However, S-corporation net profits apportioned to areas of the state not subject to the municipal income tax, taxed at a lower rate than in the municipality of residence of the S- corporation shareholder, or apportioned to another state would escape in whole or in part municipal income taxation.  This would be more favorable treatment than is accorded to other types of pass-through entities, such as partnerships and limited liability companies, whose owners benefit from the requirement that credit be given for municipal income taxes paid at the business entity level but whose distributive shares are taxable at the individual level if not offset by such a credit.  According to one official, this disparity could prompt some businesses organized as other types of pass-through entities to reorganize as S-corporations, although there would be many factors to consider.      

 

Rounding of Tax Reduction Amounts for Low-Income or Disabled Property Owners    

Under current law, low-income elderly or disabled property owners may reduce their property taxes.  In tax year 2003, those with total incomes of $12,800 or less may reduce their property’s taxable value by the lesser of $5,200 or 75%; those with total income of $12,801 to $18,700 may reduce their property’s taxable value by the lesser of $3,200 or 60%; and those with total incomes of $18,701 to $24,700 may reduce their property’s taxable value by the lesser of $1,000 or 25%.  These income and tax reduction brackets are indexed to inflation, and under current law the results of the calculation are rounded to the nearest $100.  The bill would change rounding of the tax reduction amounts to the nearest $10.

 

            In the aggregate, the effects of this change are likely to be small, but some individuals would gain and others lose.  For example, a 1.3% inflation adjustment (about the recent annual rate of increase in the gross domestic product implicit price deflator, the inflation index required by this law) would increase the $5,200 reduction in taxable value to $5,300 but leave the other reductions unchanged, under current law with rounding to the nearest $100.  If rounding is instead to the nearest $10, the reduction in taxable value for those in the lowest income bracket would instead raise to $5,270, $30 less than with current law, so those in the lowest income bracket would be disadvantaged by the change.  For the higher income brackets, rounding to the nearest $10 would result in larger reductions in taxable value.  The $3,200 reduction would rise $40 to $3,240 and the $1,000 reduction would rise $10 to $1,010.  Individuals in these income brackets would benefit.  Overall, however, effects of this change will be small.  In general, the difference in tax reduction would be roughly 8% of the valuation difference so that a $30 valuation difference might mean about a $2 tax difference.

 

 

LSC fiscal staff:  Phil Cummins, Economist

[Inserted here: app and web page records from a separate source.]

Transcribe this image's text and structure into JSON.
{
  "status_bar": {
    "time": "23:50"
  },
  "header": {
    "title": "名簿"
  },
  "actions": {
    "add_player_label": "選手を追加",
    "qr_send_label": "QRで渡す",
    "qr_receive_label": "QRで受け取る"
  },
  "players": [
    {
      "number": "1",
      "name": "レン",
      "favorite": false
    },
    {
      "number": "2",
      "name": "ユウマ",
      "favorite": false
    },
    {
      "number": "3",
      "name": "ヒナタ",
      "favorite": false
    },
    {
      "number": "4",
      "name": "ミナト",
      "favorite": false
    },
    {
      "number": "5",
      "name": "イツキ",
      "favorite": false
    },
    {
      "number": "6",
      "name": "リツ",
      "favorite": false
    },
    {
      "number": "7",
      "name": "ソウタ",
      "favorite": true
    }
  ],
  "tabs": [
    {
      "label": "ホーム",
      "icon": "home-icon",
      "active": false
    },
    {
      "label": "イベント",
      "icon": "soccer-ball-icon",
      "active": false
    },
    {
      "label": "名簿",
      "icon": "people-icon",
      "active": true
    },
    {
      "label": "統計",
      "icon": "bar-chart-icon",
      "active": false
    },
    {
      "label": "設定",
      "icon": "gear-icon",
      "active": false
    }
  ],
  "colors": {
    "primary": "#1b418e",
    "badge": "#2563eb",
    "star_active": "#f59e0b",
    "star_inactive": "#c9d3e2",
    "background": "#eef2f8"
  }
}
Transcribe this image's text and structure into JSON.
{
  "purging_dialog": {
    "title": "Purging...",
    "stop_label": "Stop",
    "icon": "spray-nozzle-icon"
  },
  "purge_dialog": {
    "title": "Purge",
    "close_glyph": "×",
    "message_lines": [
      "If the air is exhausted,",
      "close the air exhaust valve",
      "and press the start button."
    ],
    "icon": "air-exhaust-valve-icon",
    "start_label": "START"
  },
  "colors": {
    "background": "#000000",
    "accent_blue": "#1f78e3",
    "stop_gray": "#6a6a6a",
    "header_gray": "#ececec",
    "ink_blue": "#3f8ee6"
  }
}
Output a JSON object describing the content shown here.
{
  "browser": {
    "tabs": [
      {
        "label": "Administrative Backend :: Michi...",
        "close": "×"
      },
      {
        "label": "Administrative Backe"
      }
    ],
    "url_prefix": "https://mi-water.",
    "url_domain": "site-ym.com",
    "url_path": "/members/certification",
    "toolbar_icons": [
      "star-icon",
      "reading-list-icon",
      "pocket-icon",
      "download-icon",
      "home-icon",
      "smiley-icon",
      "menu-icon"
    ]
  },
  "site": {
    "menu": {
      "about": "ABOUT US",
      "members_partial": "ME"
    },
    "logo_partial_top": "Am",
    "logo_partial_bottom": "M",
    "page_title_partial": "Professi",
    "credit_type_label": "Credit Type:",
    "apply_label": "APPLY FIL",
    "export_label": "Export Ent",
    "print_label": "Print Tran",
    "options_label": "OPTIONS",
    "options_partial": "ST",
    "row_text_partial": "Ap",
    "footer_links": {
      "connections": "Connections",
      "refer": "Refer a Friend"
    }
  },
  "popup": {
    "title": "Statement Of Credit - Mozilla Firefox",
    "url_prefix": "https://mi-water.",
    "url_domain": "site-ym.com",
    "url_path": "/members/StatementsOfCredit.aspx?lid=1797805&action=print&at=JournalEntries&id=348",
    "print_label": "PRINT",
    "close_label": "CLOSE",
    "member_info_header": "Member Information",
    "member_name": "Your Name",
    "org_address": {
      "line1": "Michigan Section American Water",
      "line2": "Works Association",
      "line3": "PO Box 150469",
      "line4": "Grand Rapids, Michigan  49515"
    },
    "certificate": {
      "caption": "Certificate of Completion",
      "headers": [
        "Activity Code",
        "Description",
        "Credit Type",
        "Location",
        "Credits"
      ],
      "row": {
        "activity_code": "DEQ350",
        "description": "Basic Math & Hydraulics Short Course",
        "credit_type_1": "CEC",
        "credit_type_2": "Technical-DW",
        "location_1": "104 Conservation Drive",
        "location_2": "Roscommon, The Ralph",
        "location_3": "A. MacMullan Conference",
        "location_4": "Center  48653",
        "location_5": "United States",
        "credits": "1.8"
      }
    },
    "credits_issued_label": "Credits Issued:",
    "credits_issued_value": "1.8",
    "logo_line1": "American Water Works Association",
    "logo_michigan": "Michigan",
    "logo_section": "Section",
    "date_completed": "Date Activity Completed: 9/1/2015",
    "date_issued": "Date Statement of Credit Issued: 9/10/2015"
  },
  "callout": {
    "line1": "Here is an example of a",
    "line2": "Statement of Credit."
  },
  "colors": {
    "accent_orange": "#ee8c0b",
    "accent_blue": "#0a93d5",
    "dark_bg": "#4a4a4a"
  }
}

  Nickie Evans, Economist

                       

 

HB0127HP.doc/lb



[1] Essentially the same language, changing ORC 718.14, is contained in the As Passed by the House version of     Sub. H.B. 127.

[2] According to Ohio Manufacturing Association publication.